Each line of the records below that holds "Enable" should be returned.

# Exercise materials
↓
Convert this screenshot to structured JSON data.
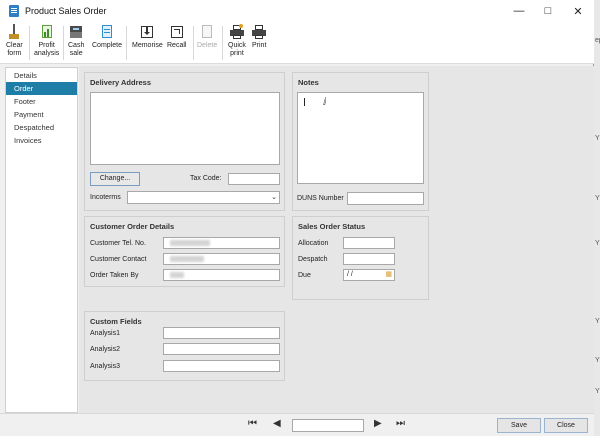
{
  "window": {
    "title": "Product Sales Order"
  },
  "toolbar": {
    "clear_form": [
      "Clear",
      "form"
    ],
    "profit_analysis": [
      "Profit",
      "analysis"
    ],
    "cash_sale": [
      "Cash",
      "sale"
    ],
    "complete": "Complete",
    "memorise": "Memorise",
    "recall": "Recall",
    "delete": "Delete",
    "quick_print": [
      "Quick",
      "print"
    ],
    "print": "Print"
  },
  "nav": {
    "items": [
      "Details",
      "Order",
      "Footer",
      "Payment",
      "Despatched",
      "Invoices"
    ],
    "active_index": 1
  },
  "delivery": {
    "title": "Delivery Address",
    "change_button": "Change...",
    "tax_code_label": "Tax Code:",
    "incoterms_label": "Incoterms"
  },
  "notes": {
    "title": "Notes",
    "duns_label": "DUNS Number"
  },
  "customer_order": {
    "title": "Customer Order Details",
    "tel_label": "Customer Tel. No.",
    "contact_label": "Customer Contact",
    "taken_by_label": "Order Taken By"
  },
  "status": {
    "title": "Sales Order Status",
    "allocation_label": "Allocation",
    "despatch_label": "Despatch",
    "due_label": "Due",
    "due_value": " / /"
  },
  "custom_fields": {
    "title": "Custom Fields",
    "analysis1": "Analysis1",
    "analysis2": "Analysis2",
    "analysis3": "Analysis3"
  },
  "bottom": {
    "save": "Save",
    "close": "Close"
  },
  "background_strip": [
    "ep",
    "Y",
    "Y",
    "Y",
    "Y",
    "Y",
    "Y"
  ]
}
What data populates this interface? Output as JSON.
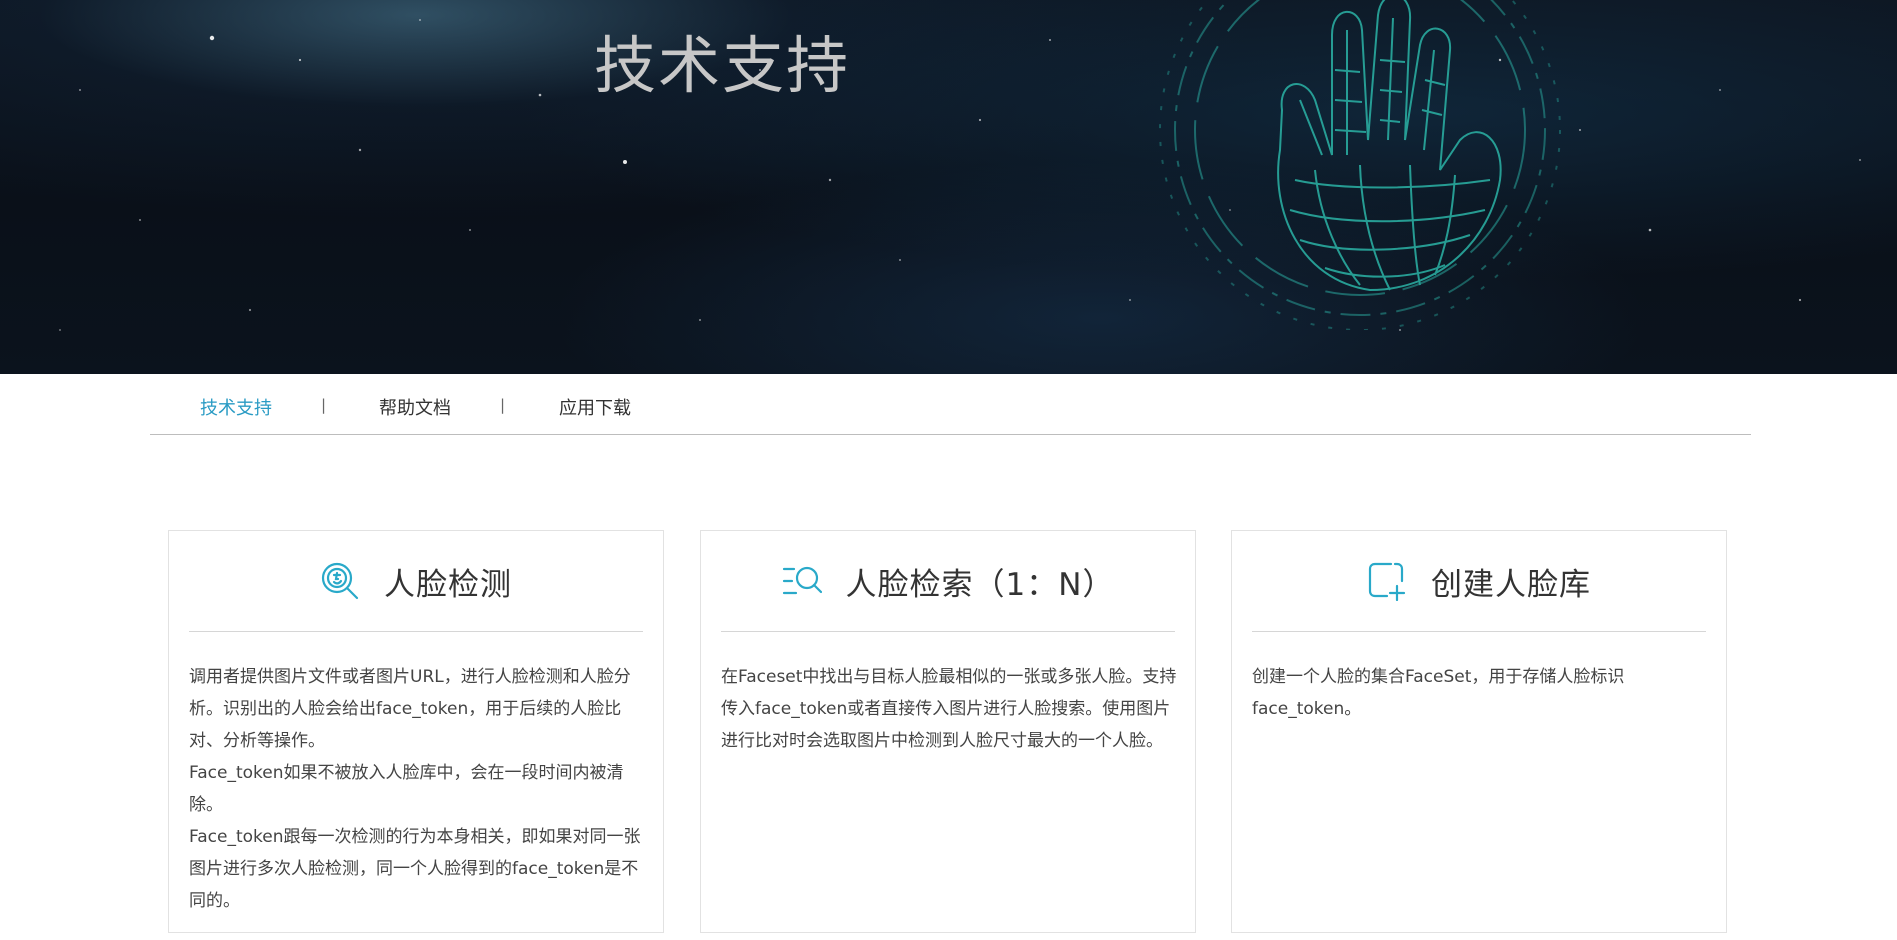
{
  "banner": {
    "title": "技术支持"
  },
  "tabs": [
    {
      "label": "技术支持",
      "active": true
    },
    {
      "label": "帮助文档",
      "active": false
    },
    {
      "label": "应用下载",
      "active": false
    }
  ],
  "tab_separator": "|",
  "cards": [
    {
      "icon": "face-detect-icon",
      "title": "人脸检测",
      "paragraphs": [
        "调用者提供图片文件或者图片URL，进行人脸检测和人脸分析。识别出的人脸会给出face_token，用于后续的人脸比对、分析等操作。",
        "Face_token如果不被放入人脸库中，会在一段时间内被清除。",
        "Face_token跟每一次检测的行为本身相关，即如果对同一张图片进行多次人脸检测，同一个人脸得到的face_token是不同的。"
      ]
    },
    {
      "icon": "list-search-icon",
      "title": "人脸检索（1：N）",
      "paragraphs": [
        "在Faceset中找出与目标人脸最相似的一张或多张人脸。支持传入face_token或者直接传入图片进行人脸搜索。使用图片进行比对时会选取图片中检测到人脸尺寸最大的一个人脸。"
      ]
    },
    {
      "icon": "add-library-icon",
      "title": "创建人脸库",
      "paragraphs": [
        "创建一个人脸的集合FaceSet，用于存储人脸标识face_token。"
      ]
    }
  ],
  "colors": {
    "accent": "#2a9bc4",
    "icon": "#29a9c9",
    "hand_wireframe": "#2bb3a6"
  }
}
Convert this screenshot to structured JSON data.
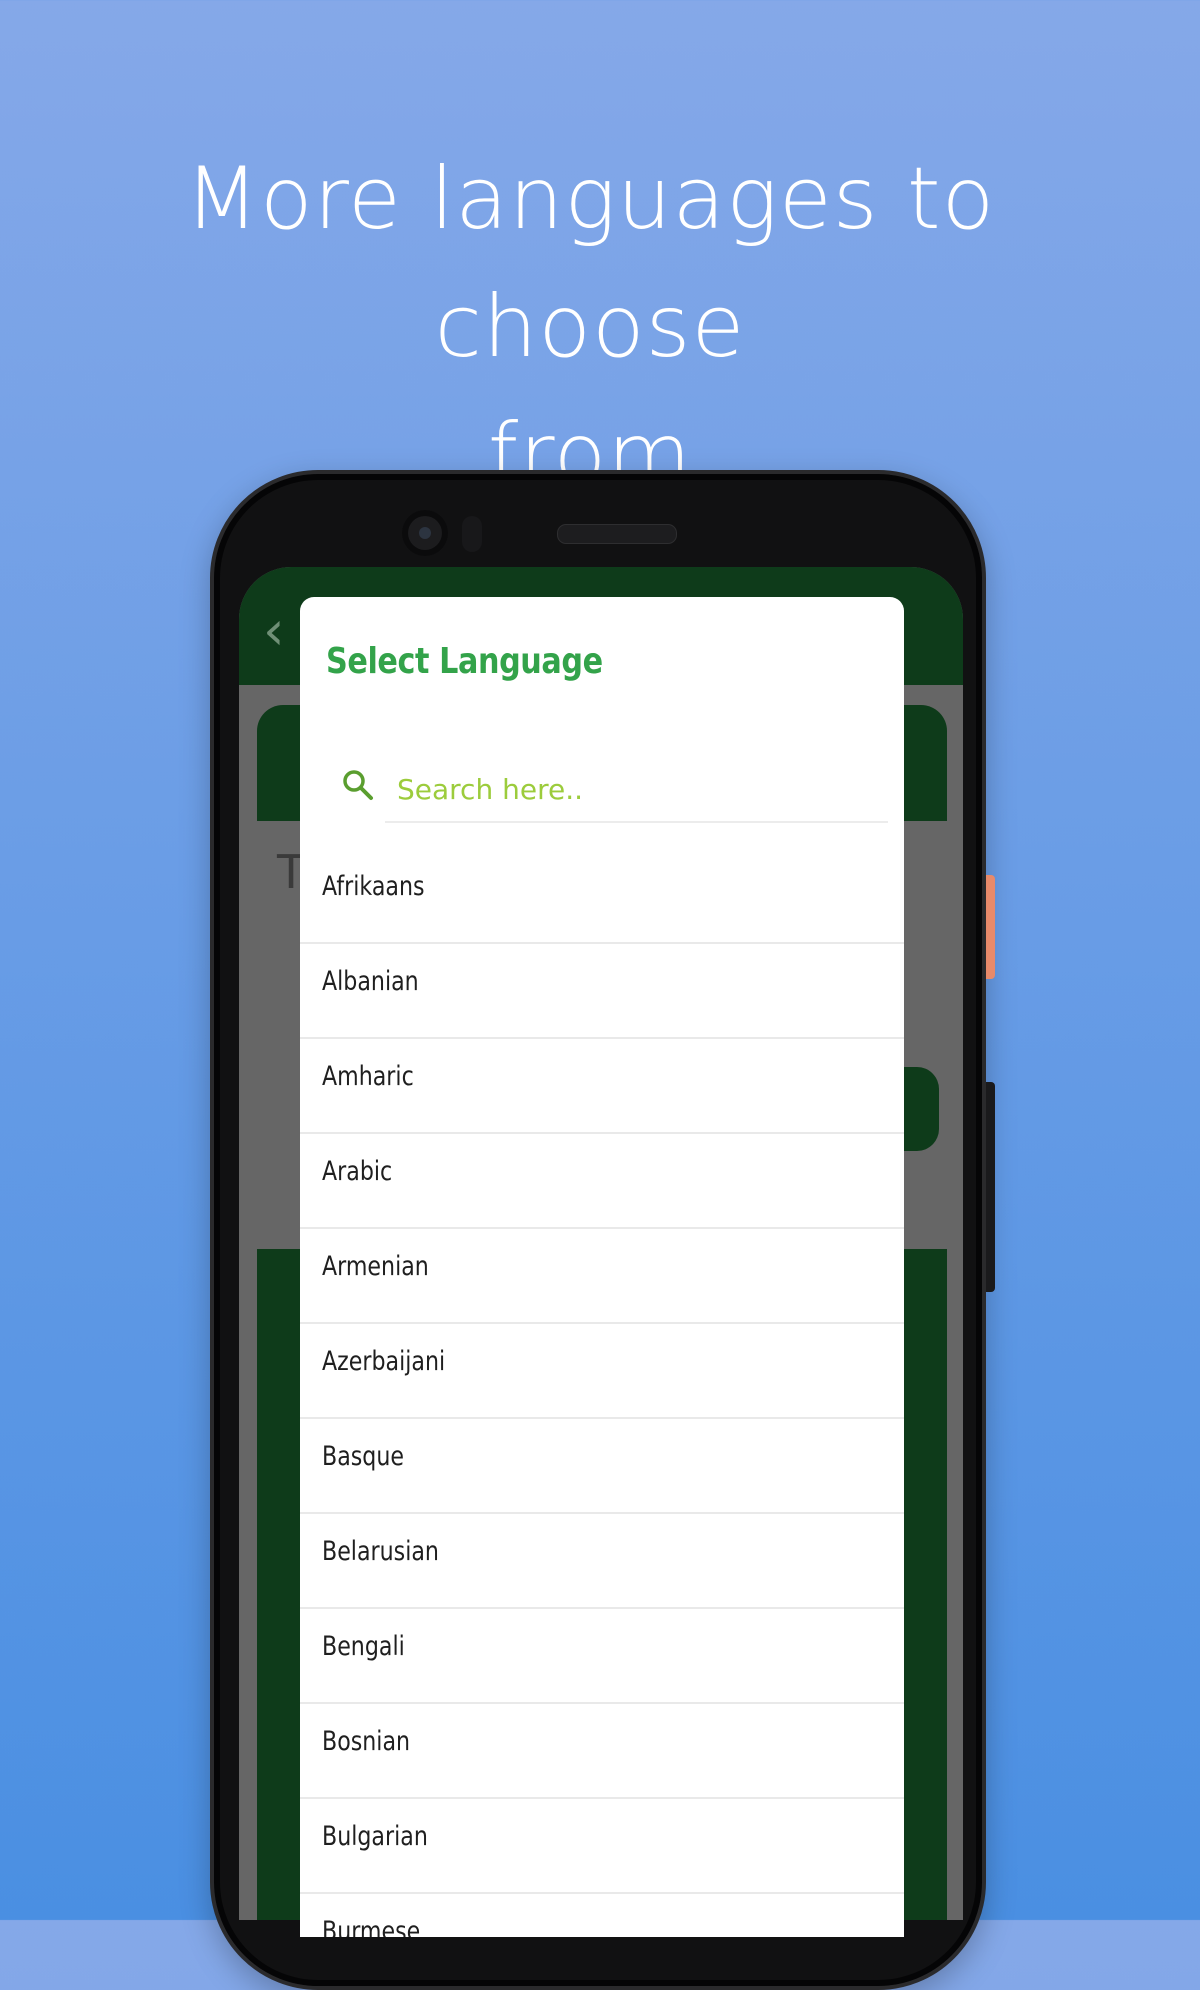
{
  "promo": {
    "headline_line1": "More languages to choose",
    "headline_line2": "from"
  },
  "dialog": {
    "title": "Select Language",
    "search": {
      "placeholder": "Search here..",
      "value": ""
    },
    "languages": [
      "Afrikaans",
      "Albanian",
      "Amharic",
      "Arabic",
      "Armenian",
      "Azerbaijani",
      "Basque",
      "Belarusian",
      "Bengali",
      "Bosnian",
      "Bulgarian",
      "Burmese"
    ]
  },
  "background_app": {
    "back_icon": "chevron-left-icon",
    "partial_letter": "T"
  },
  "colors": {
    "accent_green": "#33a34a",
    "placeholder_green": "#9ccc3c",
    "app_dark_green": "#0e3b1a",
    "scrim_gray": "#666666"
  }
}
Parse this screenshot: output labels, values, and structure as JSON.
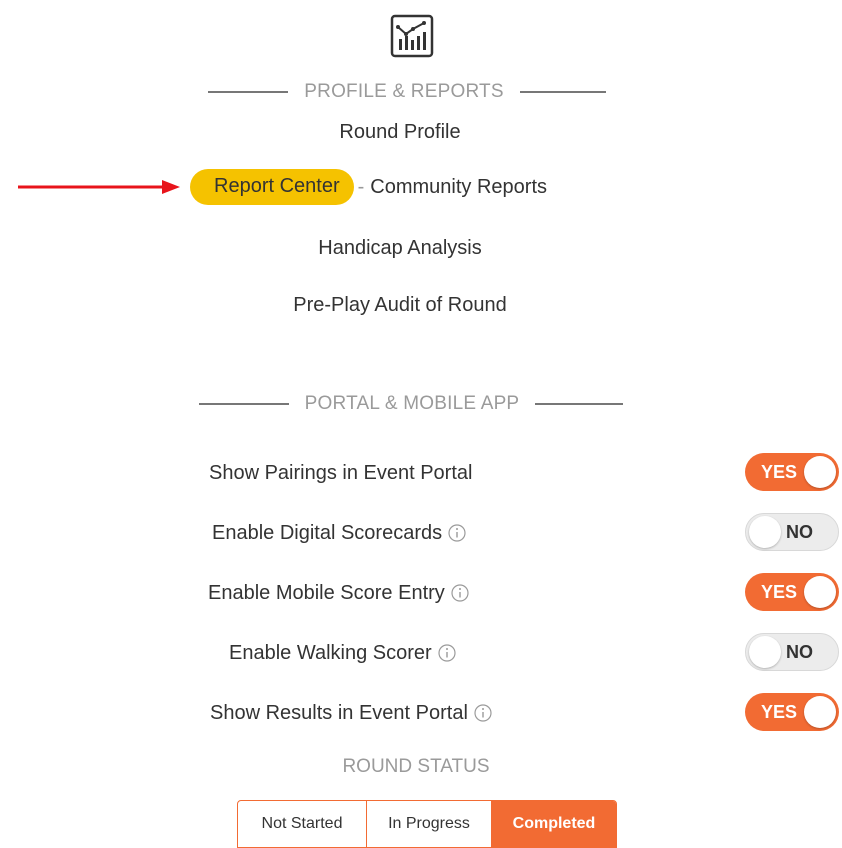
{
  "profile_reports": {
    "header_icon": "bar-chart-trend-icon",
    "section_title": "PROFILE & REPORTS",
    "round_profile": "Round Profile",
    "report_center": "Report Center",
    "separator": "-",
    "community_reports": "Community Reports",
    "handicap_analysis": "Handicap Analysis",
    "pre_play_audit": "Pre-Play Audit of Round"
  },
  "portal_mobile": {
    "section_title": "PORTAL & MOBILE APP",
    "settings": [
      {
        "label": "Show Pairings in Event Portal",
        "info": false,
        "value": "YES",
        "on": true
      },
      {
        "label": "Enable Digital Scorecards",
        "info": true,
        "value": "NO",
        "on": false
      },
      {
        "label": "Enable Mobile Score Entry",
        "info": true,
        "value": "YES",
        "on": true
      },
      {
        "label": "Enable Walking Scorer",
        "info": true,
        "value": "NO",
        "on": false
      },
      {
        "label": "Show Results in Event Portal",
        "info": true,
        "value": "YES",
        "on": true
      }
    ]
  },
  "round_status": {
    "title": "ROUND STATUS",
    "options": [
      "Not Started",
      "In Progress",
      "Completed"
    ],
    "selected": "Completed"
  },
  "colors": {
    "accent": "#f26b33",
    "highlight": "#f5c200",
    "arrow": "#e8141b"
  }
}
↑
# Task answer
        "label": "Enable Digital Scorecards",
        "label": "Enable Mobile Score Entry",
        "label": "Enable Walking Scorer",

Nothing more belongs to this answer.